One of the best ways to maximize profits is to empower people to perform jobs that allow them to use their strengths. This is hard to accomplish if the majority of employees are of the same gender and similar ages since the variety of skills and abilities will likely lack diversity. Therefore, a workplace consisting of both genders and a variety of ages will be able to create a group of employees with complementary skills. Employees with complementary skills can accomplish great things because each person is able to focus on work she enjoys while contributing to the overall success of her team. This results in an engaged, thriving workplace environment and more revenue for the company.
Most people at some point in their lives have experienced being excluded, often due to being perceived as different and/or threatening; this is known as social exclusion. Social exclusion in the workplace is costly because it can result in disengaged, unproductive employees and high turnover. According to an article published by “Gallup Business Journal,” disengaged employees account for 71 percent of the American workforce. One way to avoid these unnecessary costs is for employees to foster inclusion in the workplace by having an office filled with both men and women of various ages and ethnicities.
Once inclusion is fostered, creativity can flourish. Due to the high availability and distribution of goods and services to consumers worldwide, what companies really need are people with innovative ideas and creative problem-solving skills. A 2011 study published in Forbes found that 85 percent of the 321 executives surveyed agreed that a diverse workplace is key in powering innovation. This shows different perspectives are imperative in the business world and, once again, reinforces the importance of varying ages and genders in the workplace.

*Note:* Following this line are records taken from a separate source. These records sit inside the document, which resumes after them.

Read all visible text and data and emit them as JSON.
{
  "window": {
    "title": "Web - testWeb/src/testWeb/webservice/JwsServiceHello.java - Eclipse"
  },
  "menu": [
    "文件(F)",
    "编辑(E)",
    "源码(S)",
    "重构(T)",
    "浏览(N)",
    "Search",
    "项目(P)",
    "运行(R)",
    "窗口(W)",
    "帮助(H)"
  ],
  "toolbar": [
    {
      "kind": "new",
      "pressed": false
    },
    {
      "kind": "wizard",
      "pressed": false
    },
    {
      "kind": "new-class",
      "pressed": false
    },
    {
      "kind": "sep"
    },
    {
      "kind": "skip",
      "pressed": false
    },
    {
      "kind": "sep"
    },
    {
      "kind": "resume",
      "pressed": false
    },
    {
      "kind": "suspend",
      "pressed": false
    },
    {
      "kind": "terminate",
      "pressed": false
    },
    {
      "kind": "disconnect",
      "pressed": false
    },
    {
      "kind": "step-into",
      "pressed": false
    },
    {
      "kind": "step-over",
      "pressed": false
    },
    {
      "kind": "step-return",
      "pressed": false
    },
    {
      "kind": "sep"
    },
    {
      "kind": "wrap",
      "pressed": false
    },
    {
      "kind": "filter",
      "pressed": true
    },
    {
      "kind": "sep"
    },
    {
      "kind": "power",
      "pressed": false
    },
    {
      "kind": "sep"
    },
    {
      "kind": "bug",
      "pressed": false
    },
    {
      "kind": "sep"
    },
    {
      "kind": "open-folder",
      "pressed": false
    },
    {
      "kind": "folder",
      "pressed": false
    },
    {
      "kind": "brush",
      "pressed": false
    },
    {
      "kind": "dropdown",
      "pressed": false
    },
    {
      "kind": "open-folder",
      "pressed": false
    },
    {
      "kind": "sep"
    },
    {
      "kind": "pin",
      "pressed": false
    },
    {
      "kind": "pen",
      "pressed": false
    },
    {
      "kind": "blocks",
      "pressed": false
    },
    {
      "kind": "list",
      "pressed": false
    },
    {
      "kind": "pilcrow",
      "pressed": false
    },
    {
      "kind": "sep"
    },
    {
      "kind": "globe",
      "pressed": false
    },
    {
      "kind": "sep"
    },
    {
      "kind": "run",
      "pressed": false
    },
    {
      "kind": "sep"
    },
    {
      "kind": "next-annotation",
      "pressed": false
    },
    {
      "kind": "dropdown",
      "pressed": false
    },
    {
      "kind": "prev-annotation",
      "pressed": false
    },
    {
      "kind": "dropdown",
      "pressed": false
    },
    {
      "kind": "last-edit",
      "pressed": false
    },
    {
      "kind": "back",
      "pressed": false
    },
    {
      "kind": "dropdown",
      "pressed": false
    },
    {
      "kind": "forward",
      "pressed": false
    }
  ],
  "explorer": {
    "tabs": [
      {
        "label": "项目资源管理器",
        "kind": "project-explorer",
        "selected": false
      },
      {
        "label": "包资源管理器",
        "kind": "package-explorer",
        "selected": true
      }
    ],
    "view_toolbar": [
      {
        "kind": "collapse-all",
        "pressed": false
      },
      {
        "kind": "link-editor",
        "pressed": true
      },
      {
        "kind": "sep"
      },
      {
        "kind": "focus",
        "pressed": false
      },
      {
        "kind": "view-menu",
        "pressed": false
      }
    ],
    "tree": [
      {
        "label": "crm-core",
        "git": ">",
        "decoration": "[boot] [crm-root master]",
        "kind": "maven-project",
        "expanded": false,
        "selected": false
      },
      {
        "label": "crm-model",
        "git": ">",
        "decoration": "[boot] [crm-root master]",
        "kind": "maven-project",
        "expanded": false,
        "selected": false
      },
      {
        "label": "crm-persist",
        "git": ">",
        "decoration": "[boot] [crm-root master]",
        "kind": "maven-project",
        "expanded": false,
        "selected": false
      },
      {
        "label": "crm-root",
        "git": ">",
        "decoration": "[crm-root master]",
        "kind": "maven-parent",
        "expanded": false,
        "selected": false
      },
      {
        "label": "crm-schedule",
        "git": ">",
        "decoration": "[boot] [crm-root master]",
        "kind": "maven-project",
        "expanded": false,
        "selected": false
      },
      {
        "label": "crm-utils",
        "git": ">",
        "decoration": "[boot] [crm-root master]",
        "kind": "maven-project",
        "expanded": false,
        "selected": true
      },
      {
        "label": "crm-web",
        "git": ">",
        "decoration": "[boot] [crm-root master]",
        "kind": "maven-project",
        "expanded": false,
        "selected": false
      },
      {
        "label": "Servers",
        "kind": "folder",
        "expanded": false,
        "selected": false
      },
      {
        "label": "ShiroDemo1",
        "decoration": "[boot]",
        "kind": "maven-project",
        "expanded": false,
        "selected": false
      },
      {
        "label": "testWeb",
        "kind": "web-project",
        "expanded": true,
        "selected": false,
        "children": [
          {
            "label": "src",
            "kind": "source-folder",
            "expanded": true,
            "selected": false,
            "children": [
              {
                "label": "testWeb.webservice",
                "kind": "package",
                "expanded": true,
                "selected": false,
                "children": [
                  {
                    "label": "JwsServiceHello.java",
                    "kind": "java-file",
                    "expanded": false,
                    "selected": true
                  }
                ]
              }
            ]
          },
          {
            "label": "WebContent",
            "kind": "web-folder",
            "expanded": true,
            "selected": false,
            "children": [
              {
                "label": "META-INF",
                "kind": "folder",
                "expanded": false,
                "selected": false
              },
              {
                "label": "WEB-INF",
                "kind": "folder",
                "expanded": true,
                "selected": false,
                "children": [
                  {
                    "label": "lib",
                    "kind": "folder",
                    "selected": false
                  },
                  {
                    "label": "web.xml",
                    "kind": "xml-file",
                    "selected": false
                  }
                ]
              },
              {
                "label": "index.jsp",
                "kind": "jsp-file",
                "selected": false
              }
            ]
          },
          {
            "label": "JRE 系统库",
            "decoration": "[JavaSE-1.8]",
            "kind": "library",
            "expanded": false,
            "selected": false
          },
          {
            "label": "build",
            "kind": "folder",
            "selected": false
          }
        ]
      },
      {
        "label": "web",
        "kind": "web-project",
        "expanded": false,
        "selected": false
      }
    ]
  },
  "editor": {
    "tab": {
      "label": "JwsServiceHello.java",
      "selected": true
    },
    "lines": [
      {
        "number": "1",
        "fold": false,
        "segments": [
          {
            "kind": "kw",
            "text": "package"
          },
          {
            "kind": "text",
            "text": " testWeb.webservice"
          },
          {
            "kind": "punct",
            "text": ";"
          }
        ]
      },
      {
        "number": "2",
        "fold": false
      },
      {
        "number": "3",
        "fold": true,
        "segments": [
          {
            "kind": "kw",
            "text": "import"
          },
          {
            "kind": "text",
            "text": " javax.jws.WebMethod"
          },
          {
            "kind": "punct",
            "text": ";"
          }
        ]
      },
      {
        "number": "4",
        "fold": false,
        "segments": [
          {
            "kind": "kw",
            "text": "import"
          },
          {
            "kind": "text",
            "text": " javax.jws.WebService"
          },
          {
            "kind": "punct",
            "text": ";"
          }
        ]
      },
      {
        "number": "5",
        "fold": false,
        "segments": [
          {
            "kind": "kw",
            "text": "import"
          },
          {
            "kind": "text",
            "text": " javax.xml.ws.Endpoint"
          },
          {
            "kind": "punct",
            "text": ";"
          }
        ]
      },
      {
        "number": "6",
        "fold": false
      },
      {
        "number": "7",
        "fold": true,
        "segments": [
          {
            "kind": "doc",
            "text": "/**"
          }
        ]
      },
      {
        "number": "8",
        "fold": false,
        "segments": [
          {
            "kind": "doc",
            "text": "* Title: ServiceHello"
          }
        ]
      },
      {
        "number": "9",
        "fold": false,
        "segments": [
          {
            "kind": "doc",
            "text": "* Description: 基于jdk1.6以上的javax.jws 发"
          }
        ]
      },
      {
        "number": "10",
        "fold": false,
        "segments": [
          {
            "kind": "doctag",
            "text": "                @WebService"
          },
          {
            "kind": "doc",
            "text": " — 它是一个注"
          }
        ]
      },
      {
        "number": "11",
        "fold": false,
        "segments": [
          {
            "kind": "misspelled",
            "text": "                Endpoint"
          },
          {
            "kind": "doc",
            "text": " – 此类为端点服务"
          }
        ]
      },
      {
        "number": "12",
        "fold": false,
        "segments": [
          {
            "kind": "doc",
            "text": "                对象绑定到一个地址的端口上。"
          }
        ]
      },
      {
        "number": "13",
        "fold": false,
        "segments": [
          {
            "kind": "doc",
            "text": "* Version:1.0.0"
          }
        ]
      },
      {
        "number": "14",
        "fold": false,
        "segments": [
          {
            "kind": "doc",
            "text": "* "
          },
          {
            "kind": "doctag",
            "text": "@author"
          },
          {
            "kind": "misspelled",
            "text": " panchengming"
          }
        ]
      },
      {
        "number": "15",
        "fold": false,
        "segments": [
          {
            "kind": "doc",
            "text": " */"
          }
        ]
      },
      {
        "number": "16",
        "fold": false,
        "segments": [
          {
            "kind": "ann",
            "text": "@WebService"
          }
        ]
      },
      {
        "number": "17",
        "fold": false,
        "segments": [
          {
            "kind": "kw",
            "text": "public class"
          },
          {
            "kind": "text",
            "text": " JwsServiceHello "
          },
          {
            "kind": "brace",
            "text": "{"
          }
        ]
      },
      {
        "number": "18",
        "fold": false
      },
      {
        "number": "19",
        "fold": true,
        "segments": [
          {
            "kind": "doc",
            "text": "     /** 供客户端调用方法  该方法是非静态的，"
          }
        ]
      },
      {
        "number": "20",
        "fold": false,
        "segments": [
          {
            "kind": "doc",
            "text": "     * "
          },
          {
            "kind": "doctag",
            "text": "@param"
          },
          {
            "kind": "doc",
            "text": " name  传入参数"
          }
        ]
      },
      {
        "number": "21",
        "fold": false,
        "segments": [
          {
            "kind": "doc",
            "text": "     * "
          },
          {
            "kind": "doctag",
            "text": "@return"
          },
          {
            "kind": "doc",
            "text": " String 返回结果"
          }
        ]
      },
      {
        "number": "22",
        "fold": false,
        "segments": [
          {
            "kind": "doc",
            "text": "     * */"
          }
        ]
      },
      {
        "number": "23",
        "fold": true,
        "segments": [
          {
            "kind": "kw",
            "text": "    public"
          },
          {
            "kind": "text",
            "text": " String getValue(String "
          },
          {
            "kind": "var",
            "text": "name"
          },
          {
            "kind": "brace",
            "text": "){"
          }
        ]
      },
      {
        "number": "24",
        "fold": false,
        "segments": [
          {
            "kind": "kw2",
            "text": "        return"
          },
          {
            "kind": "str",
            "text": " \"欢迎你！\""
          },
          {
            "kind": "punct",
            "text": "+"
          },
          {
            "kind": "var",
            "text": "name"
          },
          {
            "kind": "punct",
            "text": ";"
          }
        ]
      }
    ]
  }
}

Sydney Neely has worked in the education arena for more than 10 years, teaching general education, the arts, communication and finance. She holds Bachelor of Arts and Master of Education degrees from Arizona State University. Neely also holds several state and federal financial licenses in life insurance and investments (Series 6 and 63).